“And it will help others in the private sector by providing de-identified actionable threat intelligence that they can use to defend their networks. Importantly, it will give us a fuller picture of ransomware attacks in Australia and the scale of the threat.”
Watts said that such a notification scheme was recommended in a report by US-based think tank the Institute for Security and Technology and by former US Cybersecurity and Infrastructure Security Agency (CISA) Chris Krebs.
We should be clear at this point. Ransoms should not be paid. Ever,” Watts said.
“Paying a ransom does not guarantee you’ll be able to quickly bring your systems back online or prevent further disruption, it does not guarantee your data won’t be leaked.
“What it does do is provide further resources to the criminal organisations mounting these attacks and create an incentive for them to carry out more attacks.
But where organisations feel compelled to make these payments, government should be involved.”
Watts said the bill, if passed, would function as a “policy foundation for a coordinated government response to the threat of ransomware” and the “starting point for… a comprehensive plan to tackle ransomware”.

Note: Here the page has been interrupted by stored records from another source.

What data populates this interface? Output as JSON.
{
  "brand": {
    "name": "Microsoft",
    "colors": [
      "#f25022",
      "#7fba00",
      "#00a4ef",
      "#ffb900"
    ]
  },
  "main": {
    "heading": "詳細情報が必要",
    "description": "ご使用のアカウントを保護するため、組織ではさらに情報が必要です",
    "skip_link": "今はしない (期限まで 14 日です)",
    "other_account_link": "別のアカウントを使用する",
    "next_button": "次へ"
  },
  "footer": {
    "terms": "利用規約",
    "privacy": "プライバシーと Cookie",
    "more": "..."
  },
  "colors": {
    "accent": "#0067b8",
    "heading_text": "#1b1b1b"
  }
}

Labor has been advocating for a national ransomware strategy since February to help reduce the frequency of attacks.
The government has so far resisted calls, although it has released a series of guides providing advice to businesses.
“Mandating reporting of ransom payments is far from a silver bullet for this national security problem, but it’s an important first step,” Watts said.
Watts said that the government had “gone missing when called on to act on the biggest cyber threat facing Australian organisations” at a time when the US government is stepping up, including by elevating ransomware investigations by assigning them a similar priority to terrorism.
Cyber security is a vital area that is relevant to the Commonwealth of Nations and ransomware attack on a country’s critical infrastructure could take place at any time and proactive action is needed to prevent such attacks and paying ransom would not be serve any purpose.